Kortjärvi: Matts Gabrielsson's daughter Anna 16    "
  Daniel Mattsson's daughter Lisa 15    "
  Sahl. Anders Larsson's daughter Maria 18    "
Björkbacka: Matts Simonsson's daughter Brita 15    "
Lyttbacka: Sahl. Hindrich Mickelsson's Matts  9    "
Rank: Sahl. Jacob Persson's son Johan 15    "
  Michel Cnutsson's son Erich 10    "
  Sahl. Matts Topfers daughter Maria 10    "
Hästbacka: Sahl. Hans Andersson's son Hans 15    "
Granö: Sahl. Anders Thomasson's daughter Cari 17    "
Kolam: Sahl. Anders Johansson's son Johan 14    "
  Margareta Simonsdotter, went with Russians 26    "
  Anders Simonsson              "            " 15    "
  Anna Simonsdotter              "            " 14    "


The farmers hid their valuable belongings by burying them in the ground or sinking them in the sea and waterways. The enemy's methods of torture to induce the people to reveal their hiding places were well known. Often those who were tortured died and the hiding places were never found. Many never returned to their homes and their relatives searched in vain to find the hidden items.

During this time period the women had to perform part of the men's work. During tar burning the women took over a large part of the farm work, and other types of businesses that relied on male manpower were required to use female labor. So it is natural that women could not undertake all the motherhood duties. This faulty child care has cost Österbotten more lives than all the wars and pestilence together.

The War of 1808-1809

On 20 Mar 1808 everyone in Kronoby gathered for a parish meeting where Constable Yhrman reported the general situation and asked those present if they would go to war. Abraham bäck answered and said that it was madness to go to war and get shot. But the people agreed that the parish scribe Forsén should accept replies about service in the war.

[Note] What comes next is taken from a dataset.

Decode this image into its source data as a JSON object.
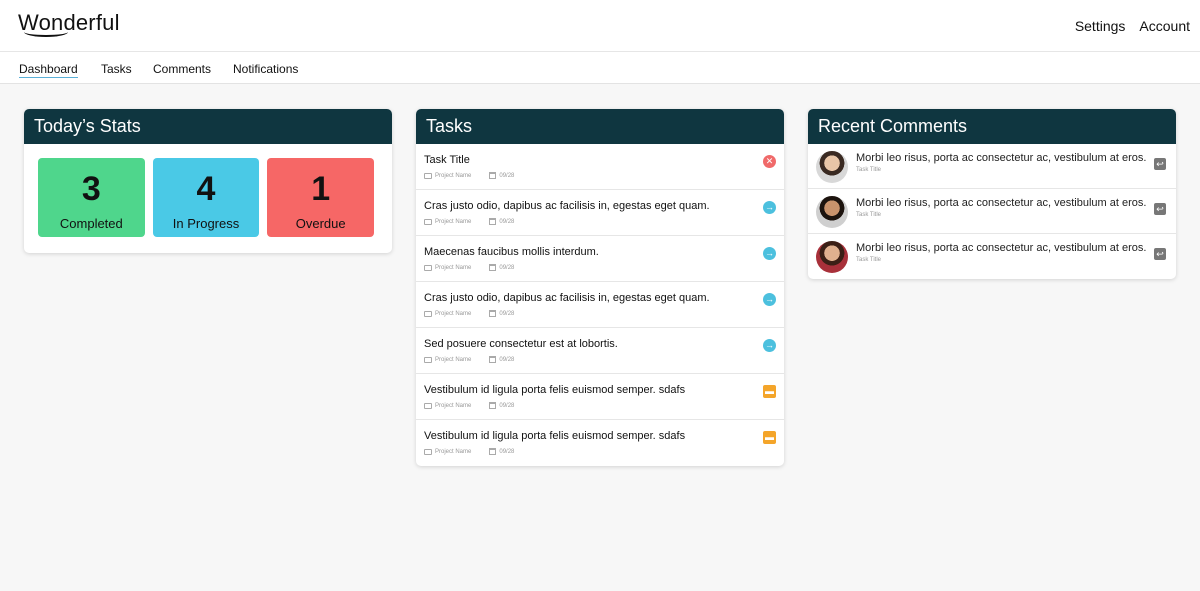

Russian and Swedish soldiers passed Kronoby twice and the people had a direct knowledge of the war events. The parish residents didn't suffer any damage during the war. No farms were plundered or burned. To meet the requirements of the Russian army, on 1 Oct 1808 the parish provided grain. At a meeting in Gamlakarleby the Russians paid and no home lost horses to the Swedish or Russian troops. At a parish meeting in March 1809 parishioners declared they would not help anyone who was involved with shooting or billeting. Those who were forced to give wood or whose ovens were badly burned from so much baking received compensation in the form of a wagonload of wood.

Excerpts from "Släktanteckningar" by Nils F. Backman

Translated by June Pelo


DATABASE of IMMIGRANTS from Ostrobothnia, Finland